San Pedro has always been a fishing town, and their biggest catch--the tuna. Seven years?
San Pedro has always been a fishing town, and their biggest catch--the tuna. Seven years ago there were 125 boats in the purse seine fleet. Today there are 38 - 4 less this month than last. Those that remain barely survive.
Yesterday a diverse group comprised of canners, labour leaders, big and small boat owners met at the one of the major canneries on Terminal Island to seek a solution to their common problem. The cause of the problem - cheap canned and fresh-frozen tuna from Japan, being imported in increasing quantities. The only answer this group felt lies in obtaining new tariff quota protection that limits imports to 35%. Hearings on these are currently underway in Congress before the House ways and Means Committee. The tuna fleet has always been a family affair, with whole families owning boats and the new generations supplanting the old in time. The young men aren't coming into the fleet anymore. The average age now is 51. The second and third generations Slavs, Italians and Portuguese are getting jobs in refineries and aircraft factories, but the oldsters know no other trade. Some would see the boats which represent investments of from 50 to 750 thousand dollars, but there are no buyers. San Pedro formerly had the highest per capita income on the West Coast, now as one leader puts it "we're on our last legs." In the earlier forties, merchants and the marine equipment companies flourished. Boatyards supplemented the fishing industry. This is the last tuna boat built in San Pedro. It is 11 years old. The U. S. consumed 700 million cans of tuna last year, will eat more this year, but the Californians contend that they can't maintain a well paid labour force and high sanitary standards in the face of foreign wage rates an dropping tonnage prizes. The problem is that diplomacy gets mixed up with economics. Reciprocal trade against regional good. The argument for freer world trade; also that Japan now buys twice as much from us as we sell to Japan.

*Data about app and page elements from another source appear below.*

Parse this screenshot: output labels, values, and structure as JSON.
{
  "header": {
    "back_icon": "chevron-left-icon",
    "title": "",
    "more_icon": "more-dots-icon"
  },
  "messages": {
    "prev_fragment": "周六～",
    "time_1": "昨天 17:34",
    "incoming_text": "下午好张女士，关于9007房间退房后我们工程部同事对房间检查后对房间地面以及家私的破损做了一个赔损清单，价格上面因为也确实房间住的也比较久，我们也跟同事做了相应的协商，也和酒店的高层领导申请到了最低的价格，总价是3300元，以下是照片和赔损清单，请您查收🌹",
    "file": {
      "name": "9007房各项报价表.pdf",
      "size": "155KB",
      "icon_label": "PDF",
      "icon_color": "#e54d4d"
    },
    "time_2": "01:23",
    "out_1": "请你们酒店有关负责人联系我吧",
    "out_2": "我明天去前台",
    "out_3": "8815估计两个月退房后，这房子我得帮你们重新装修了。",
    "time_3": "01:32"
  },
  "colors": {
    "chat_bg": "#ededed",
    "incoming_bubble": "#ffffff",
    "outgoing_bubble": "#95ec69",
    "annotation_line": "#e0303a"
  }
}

The fishermen contend in turn unlimited imports could put our tuna prices at the mercy of a foreign monopoly --if they don't get help. And they say, "We're Americans. We have a right to live."